(Data records)
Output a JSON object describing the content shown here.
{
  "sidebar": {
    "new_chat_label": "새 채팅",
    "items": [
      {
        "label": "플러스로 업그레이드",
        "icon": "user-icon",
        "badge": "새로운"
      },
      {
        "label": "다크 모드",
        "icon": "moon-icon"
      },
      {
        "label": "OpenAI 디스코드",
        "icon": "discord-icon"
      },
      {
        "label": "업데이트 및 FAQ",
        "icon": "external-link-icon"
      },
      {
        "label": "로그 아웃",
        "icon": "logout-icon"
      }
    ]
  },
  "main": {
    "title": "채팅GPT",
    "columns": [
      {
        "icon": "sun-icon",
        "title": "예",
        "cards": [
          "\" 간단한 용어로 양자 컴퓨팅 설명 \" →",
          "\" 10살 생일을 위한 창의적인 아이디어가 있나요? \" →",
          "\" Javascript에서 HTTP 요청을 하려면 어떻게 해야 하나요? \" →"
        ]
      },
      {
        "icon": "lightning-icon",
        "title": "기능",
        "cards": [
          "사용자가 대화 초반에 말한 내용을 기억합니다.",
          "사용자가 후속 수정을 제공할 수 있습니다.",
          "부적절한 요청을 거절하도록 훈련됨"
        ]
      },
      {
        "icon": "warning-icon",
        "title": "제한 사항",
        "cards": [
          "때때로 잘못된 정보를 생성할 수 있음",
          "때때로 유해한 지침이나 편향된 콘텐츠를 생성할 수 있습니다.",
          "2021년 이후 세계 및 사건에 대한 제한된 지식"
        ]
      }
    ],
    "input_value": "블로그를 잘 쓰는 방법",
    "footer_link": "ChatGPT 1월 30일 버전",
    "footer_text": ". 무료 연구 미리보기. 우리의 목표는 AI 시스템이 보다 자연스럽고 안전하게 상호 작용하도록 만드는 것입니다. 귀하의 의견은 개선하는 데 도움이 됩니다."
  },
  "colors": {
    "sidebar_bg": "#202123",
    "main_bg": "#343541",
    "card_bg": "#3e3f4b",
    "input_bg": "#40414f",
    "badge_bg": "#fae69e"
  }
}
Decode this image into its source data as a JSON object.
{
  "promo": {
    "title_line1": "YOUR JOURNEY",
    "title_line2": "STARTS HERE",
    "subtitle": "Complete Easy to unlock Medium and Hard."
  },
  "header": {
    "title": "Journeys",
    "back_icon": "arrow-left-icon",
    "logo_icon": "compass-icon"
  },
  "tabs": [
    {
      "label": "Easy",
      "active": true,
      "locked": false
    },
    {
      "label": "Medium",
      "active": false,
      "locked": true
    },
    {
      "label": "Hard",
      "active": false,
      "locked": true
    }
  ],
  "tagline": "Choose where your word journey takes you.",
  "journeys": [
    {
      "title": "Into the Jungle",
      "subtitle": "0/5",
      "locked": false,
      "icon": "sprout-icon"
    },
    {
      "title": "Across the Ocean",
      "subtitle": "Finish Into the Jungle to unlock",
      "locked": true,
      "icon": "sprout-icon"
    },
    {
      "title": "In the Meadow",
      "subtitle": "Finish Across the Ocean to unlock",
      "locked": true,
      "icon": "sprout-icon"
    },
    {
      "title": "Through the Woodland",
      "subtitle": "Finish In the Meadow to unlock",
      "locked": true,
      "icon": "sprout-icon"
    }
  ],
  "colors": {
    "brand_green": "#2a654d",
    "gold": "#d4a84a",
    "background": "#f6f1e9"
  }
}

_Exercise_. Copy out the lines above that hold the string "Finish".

_Final answer_.
      "subtitle": "Finish Into the Jungle to unlock",
      "subtitle": "Finish Across the Ocean to unlock",
      "subtitle": "Finish In the Meadow to unlock",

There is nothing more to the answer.